To me that is an opening worthy of Hemingway or Fitzgerald; in fact, McCarry may even show more control than those two masters. He manages to say in one paragraph what most writers today would take 50 pages to describe.
And unlike a writer like John le Carré, who is supinely ambivalent about the superiority of the West, or Hollywood “imaginers” who keep making our enemies neo-Nazis and not jihadis, McCarry has got some huge cajones. He is fearless when it comes to writing about things that most people may not want to face. And it is here that I will reveal the plot of “The Tears of Autumn,” so stop reading and go buy it if you don’t want to know. McCarry’s protagonist, Paul Christopher, believes that Kennedy was killed in retaliation for the CIA-backed coup that overthrew the regime of Ngo Dinh Diem in South Vietnam in 1963. In other words, JFK was slain by our own former allies in Vietnam as an honor killing for Kennedy’s role in a coup. Basically, “The Tears of Autumn” argues that Kennedy administration officials brought Kennedy’s killing on themselves — and then covered it up to preserve the myth of Camelot.
The way Paul Christopher deduces this is pure genius; one of the reasons I’ve read “The Tears of Autumn” three times is that the labyrinth of Chinese astrology, Vietnamese numerology (Kennedy was killed 21 days after Diem), and the meaning of honor in places other than America (which doesn’t really understand honor anymore) is so fascinating. The story would make for an extraordinary film if done right, but of course Hollywood won’t touch it. The argument that political hubris results in nasty blowback would be easy to make if it had been a conservative president taken down, but to suggest that Kennedy’s arrogance brought about his own downfall is too much for the left, not to mention many Americans, to take. Even 50 years later. Today’s liberals would also find uncomfortable the way McCarry shows JFK’s acolytes lionizing him like a rock star; it’s too similar to their modern mania for Obama, who is himself now learning some lessons about hubris.

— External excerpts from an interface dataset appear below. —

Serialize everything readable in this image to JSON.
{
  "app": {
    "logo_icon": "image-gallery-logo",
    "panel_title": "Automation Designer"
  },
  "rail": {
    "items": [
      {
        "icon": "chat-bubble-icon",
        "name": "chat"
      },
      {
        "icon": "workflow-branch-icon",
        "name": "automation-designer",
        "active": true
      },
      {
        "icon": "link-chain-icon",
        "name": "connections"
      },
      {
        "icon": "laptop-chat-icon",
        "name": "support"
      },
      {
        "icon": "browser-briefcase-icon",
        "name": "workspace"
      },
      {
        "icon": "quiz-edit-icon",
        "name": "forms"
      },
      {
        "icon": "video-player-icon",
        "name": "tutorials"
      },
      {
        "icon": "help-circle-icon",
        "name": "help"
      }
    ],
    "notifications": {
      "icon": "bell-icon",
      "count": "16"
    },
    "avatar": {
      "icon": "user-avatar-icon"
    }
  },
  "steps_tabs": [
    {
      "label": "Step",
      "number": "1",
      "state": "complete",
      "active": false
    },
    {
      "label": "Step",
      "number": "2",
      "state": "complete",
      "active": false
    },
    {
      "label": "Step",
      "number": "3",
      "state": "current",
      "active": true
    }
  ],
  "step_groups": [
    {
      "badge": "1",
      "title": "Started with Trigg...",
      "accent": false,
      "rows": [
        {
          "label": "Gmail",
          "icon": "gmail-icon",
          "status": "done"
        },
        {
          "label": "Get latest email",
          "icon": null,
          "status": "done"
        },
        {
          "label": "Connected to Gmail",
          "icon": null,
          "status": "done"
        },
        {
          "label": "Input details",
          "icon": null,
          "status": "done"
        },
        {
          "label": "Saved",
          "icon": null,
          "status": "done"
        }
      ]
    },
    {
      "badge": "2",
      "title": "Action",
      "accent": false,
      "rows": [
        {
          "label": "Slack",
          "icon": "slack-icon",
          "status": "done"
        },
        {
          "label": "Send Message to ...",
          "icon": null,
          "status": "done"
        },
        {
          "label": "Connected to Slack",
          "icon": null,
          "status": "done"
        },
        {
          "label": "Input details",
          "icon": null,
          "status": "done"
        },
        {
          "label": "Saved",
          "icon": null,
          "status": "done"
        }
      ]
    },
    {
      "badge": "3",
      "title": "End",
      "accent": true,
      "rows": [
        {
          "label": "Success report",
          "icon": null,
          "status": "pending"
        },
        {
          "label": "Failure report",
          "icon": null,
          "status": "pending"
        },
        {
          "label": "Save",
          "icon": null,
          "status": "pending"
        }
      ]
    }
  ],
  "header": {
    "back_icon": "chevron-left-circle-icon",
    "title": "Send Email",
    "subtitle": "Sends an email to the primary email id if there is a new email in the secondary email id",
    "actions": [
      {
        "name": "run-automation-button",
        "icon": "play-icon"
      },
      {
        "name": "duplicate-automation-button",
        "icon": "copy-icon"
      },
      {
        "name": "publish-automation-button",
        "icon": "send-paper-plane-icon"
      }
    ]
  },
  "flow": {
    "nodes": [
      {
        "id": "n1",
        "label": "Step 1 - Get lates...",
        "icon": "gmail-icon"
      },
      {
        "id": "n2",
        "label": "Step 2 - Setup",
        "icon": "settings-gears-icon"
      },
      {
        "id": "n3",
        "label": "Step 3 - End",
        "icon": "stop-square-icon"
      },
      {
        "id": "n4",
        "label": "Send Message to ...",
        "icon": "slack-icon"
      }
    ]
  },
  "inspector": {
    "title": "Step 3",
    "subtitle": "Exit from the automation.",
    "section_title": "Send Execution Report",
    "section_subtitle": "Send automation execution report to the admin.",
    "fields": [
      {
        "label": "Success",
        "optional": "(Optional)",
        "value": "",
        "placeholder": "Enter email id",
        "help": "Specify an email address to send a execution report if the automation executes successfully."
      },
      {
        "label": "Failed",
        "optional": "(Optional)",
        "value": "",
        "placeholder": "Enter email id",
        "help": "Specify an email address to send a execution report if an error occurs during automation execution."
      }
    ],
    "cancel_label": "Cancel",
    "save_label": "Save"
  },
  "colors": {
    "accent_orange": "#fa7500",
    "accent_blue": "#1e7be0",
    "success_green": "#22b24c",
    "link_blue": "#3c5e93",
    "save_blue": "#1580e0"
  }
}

My video company Judge Films is working on an homage to “The Tears of Autumn,” which we hope to have out in the fall. It’s a short film that celebrates the book through imagery and music. If you want to support conservative film (and not just complain about Hollywood) and help us hire actors and do some post-production work, click on the trailer and use the tip jar feature to donate.
Mark Judge is the author of A Tremor of Bliss: Sex, Catholicism, and Rock ‘n’ Roll.